- TRY IT
Look at every line of the material below and tally those containing "icon". Reply with the total alone.

- AVAILABLE DATA
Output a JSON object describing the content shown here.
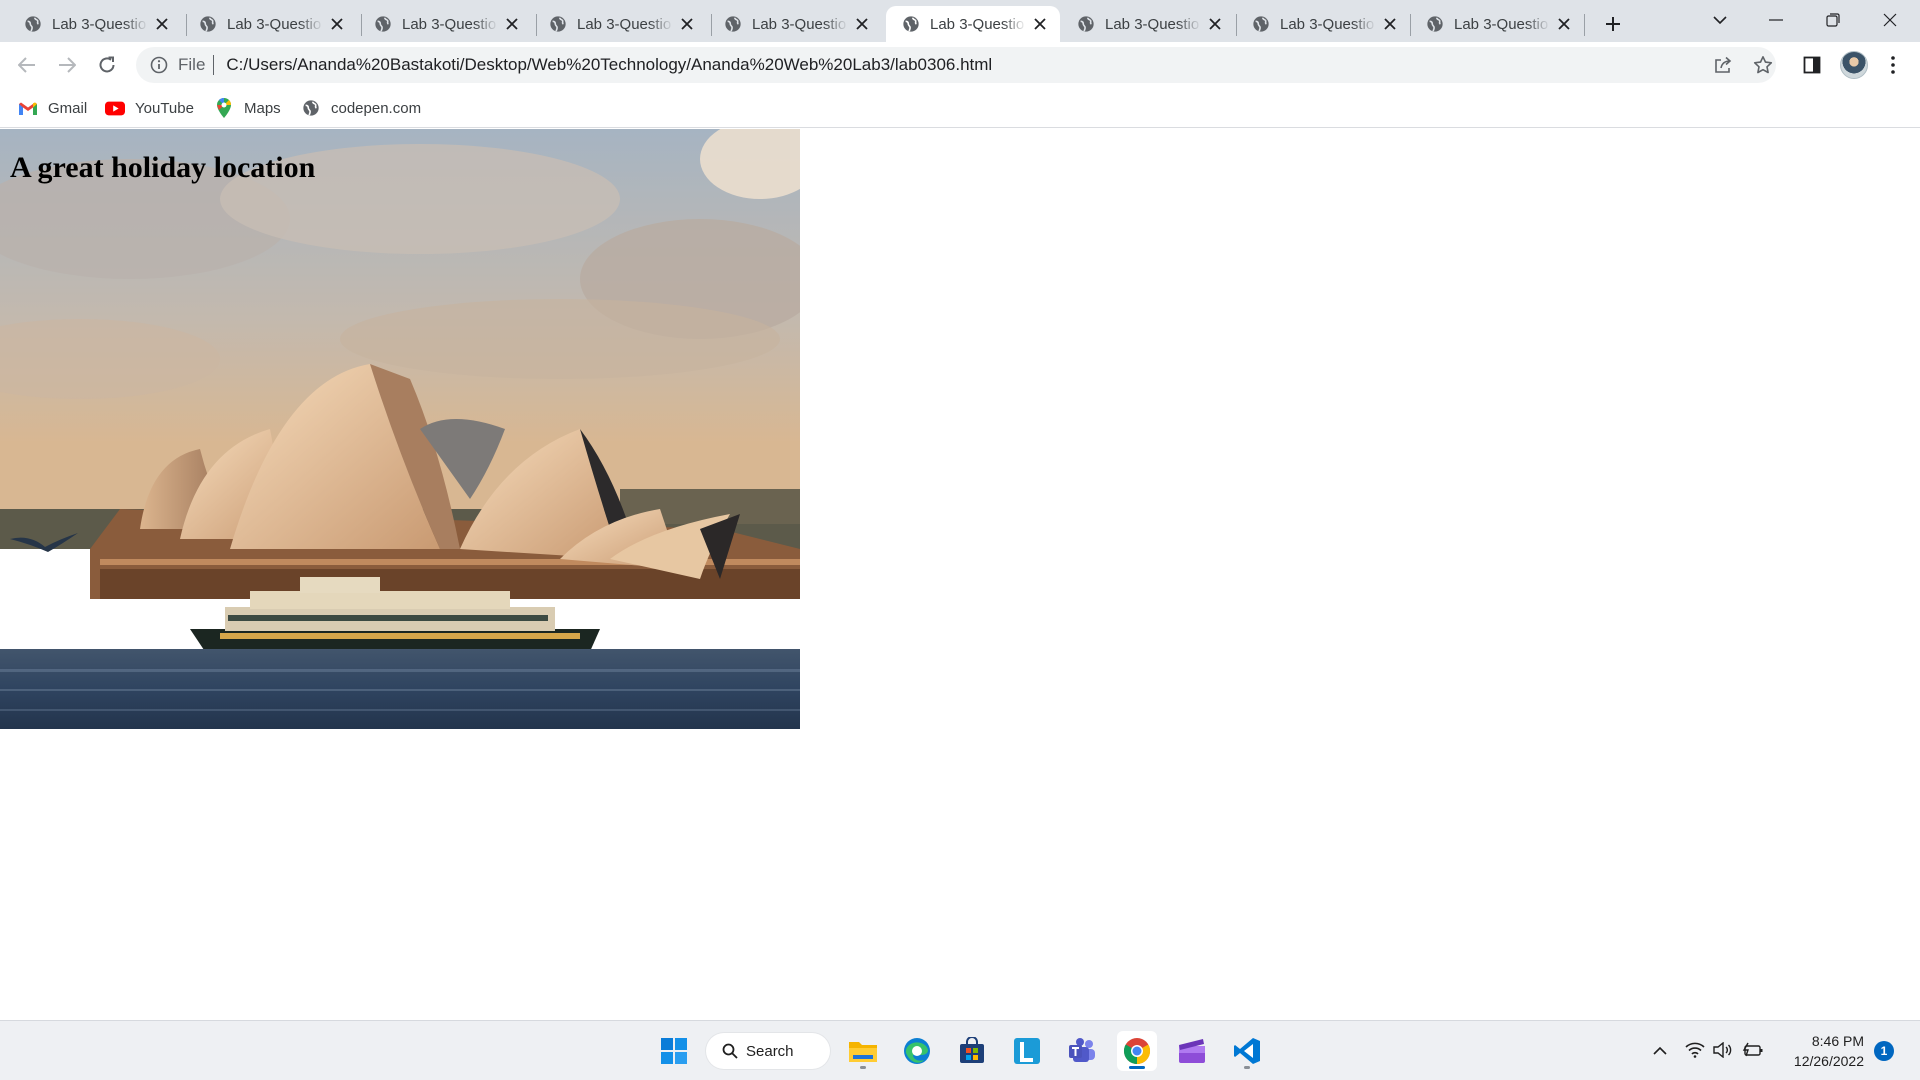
{
  "browser": {
    "tabs": [
      {
        "title": "Lab 3-Questio",
        "active": false
      },
      {
        "title": "Lab 3-Questio",
        "active": false
      },
      {
        "title": "Lab 3-Questio",
        "active": false
      },
      {
        "title": "Lab 3-Questio",
        "active": false
      },
      {
        "title": "Lab 3-Questio",
        "active": false
      },
      {
        "title": "Lab 3-Questio",
        "active": true
      },
      {
        "title": "Lab 3-Questio",
        "active": false
      },
      {
        "title": "Lab 3-Questio",
        "active": false
      },
      {
        "title": "Lab 3-Questio",
        "active": false
      }
    ],
    "address": {
      "scheme_label": "File",
      "url": "C:/Users/Ananda%20Bastakoti/Desktop/Web%20Technology/Ananda%20Web%20Lab3/lab0306.html"
    },
    "bookmarks": [
      {
        "label": "Gmail",
        "icon": "gmail-icon"
      },
      {
        "label": "YouTube",
        "icon": "youtube-icon"
      },
      {
        "label": "Maps",
        "icon": "maps-icon"
      },
      {
        "label": "codepen.com",
        "icon": "globe-icon"
      }
    ]
  },
  "page": {
    "heading": "A great holiday location",
    "image_subject": "sydney-opera-house-photo"
  },
  "taskbar": {
    "search_label": "Search",
    "time": "8:46 PM",
    "date": "12/26/2022",
    "notification_count": "1"
  },
  "colors": {
    "tabstrip_bg": "#dfe3e8",
    "omnibox_bg": "#f1f3f4",
    "taskbar_bg": "#eef0f3",
    "accent": "#0067c0"
  }
}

- ANSWER SPACE
4